[What you are asked to do]
The expected answer is a copy of every line in the listing that has the word "image".

========

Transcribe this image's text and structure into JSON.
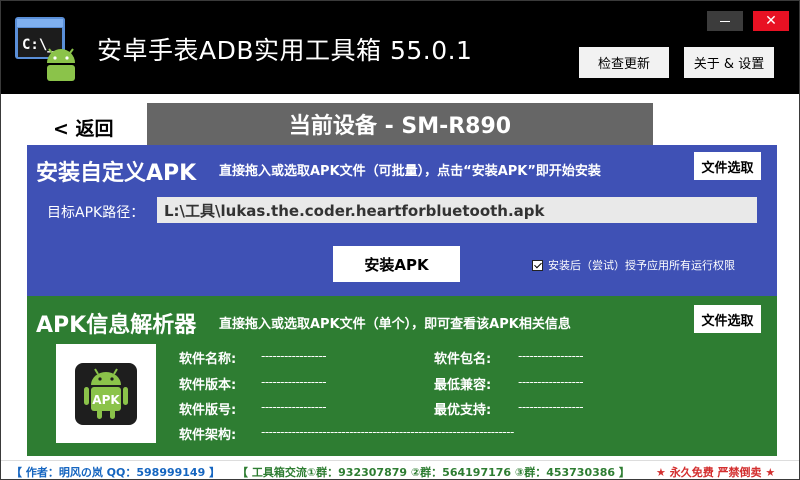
{
  "window": {
    "title": "安卓手表ADB实用工具箱  55.0.1",
    "minimize_label": "—",
    "close_label": "✕",
    "check_update_label": "检查更新",
    "about_label": "关于 & 设置"
  },
  "device": {
    "back_label": "< 返回",
    "current_device": "当前设备 - SM-R890"
  },
  "install": {
    "title": "安装自定义APK",
    "description": "直接拖入或选取APK文件（可批量），点击“安装APK”即开始安装",
    "file_select_label": "文件选取",
    "path_label": "目标APK路径：",
    "path_value": "L:\\工具\\lukas.the.coder.heartforbluetooth.apk",
    "install_button_label": "安装APK",
    "grant_label": "安装后（尝试）授予应用所有运行权限",
    "grant_checked": true
  },
  "apk_info": {
    "title": "APK信息解析器",
    "description": "直接拖入或选取APK文件（单个），即可查看该APK相关信息",
    "file_select_label": "文件选取",
    "logo_text": "APK",
    "fields": {
      "name_label": "软件名称:",
      "name_value": "-----------------",
      "package_label": "软件包名:",
      "package_value": "-----------------",
      "version_label": "软件版本:",
      "version_value": "-----------------",
      "min_compat_label": "最低兼容:",
      "min_compat_value": "-----------------",
      "version_code_label": "软件版号:",
      "version_code_value": "-----------------",
      "target_label": "最优支持:",
      "target_value": "-----------------",
      "arch_label": "软件架构:",
      "arch_value": "------------------------------------------------------------------"
    }
  },
  "status": {
    "author": "【 作者：明风の岚  QQ：598999149 】",
    "groups": "【 工具箱交流①群：932307879  ②群：564197176  ③群：453730386 】",
    "free": "★ 永久免费 严禁倒卖 ★"
  },
  "colors": {
    "titlebar": "#000000",
    "device_bar": "#666666",
    "install_bg": "#3f51b5",
    "apk_bg": "#2e7d32",
    "close_red": "#e81123"
  }
}
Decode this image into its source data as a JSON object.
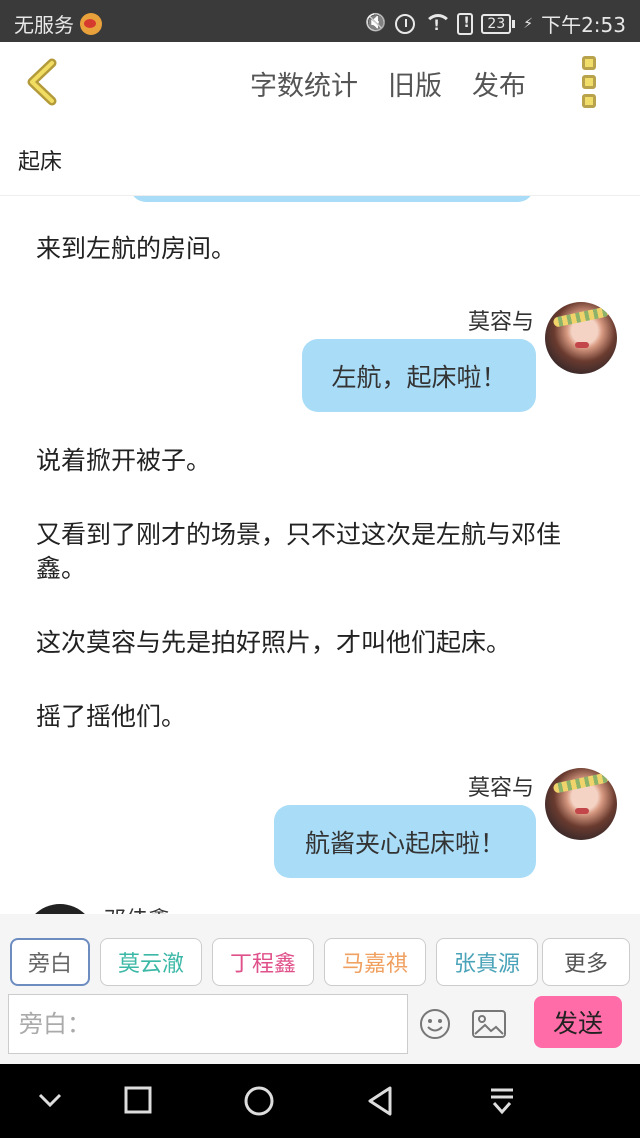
{
  "status_bar": {
    "carrier": "无服务",
    "battery": "23",
    "time": "下午2:53",
    "icons": [
      "weibo-icon",
      "mute-icon",
      "alarm-icon",
      "wifi-icon",
      "sim-alert-icon",
      "battery-icon",
      "charging-icon"
    ]
  },
  "header": {
    "actions": [
      "字数统计",
      "旧版",
      "发布"
    ],
    "icons": [
      "back-chevron-icon",
      "more-menu-icon"
    ]
  },
  "title": "起床",
  "story": {
    "narration": [
      "来到左航的房间。",
      "说着掀开被子。",
      "又看到了刚才的场景，只不过这次是左航与邓佳鑫。",
      "这次莫容与先是拍好照片，才叫他们起床。",
      "摇了摇他们。"
    ],
    "messages": [
      {
        "speaker": "莫容与",
        "text": "左航，起床啦！"
      },
      {
        "speaker": "莫容与",
        "text": "航酱夹心起床啦！"
      }
    ],
    "partial_speaker": "邓佳鑫"
  },
  "roles": [
    {
      "label": "旁白",
      "color": "#777777"
    },
    {
      "label": "莫云澈",
      "color": "#3cb8a6"
    },
    {
      "label": "丁程鑫",
      "color": "#e0508a"
    },
    {
      "label": "马嘉祺",
      "color": "#f0a060"
    },
    {
      "label": "张真源",
      "color": "#4aa3b8"
    },
    {
      "label": "更多",
      "color": "#555555"
    }
  ],
  "composer": {
    "placeholder": "旁白：",
    "send_label": "发送",
    "icons": [
      "emoji-icon",
      "image-icon"
    ]
  },
  "nav_bar": {
    "icons": [
      "collapse-icon",
      "recents-icon",
      "home-icon",
      "back-icon",
      "notification-pull-icon"
    ]
  }
}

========

[Solution]
Transcribe this image's text and structure into JSON.
Decode this image into its source data as a JSON object.
      "image-icon"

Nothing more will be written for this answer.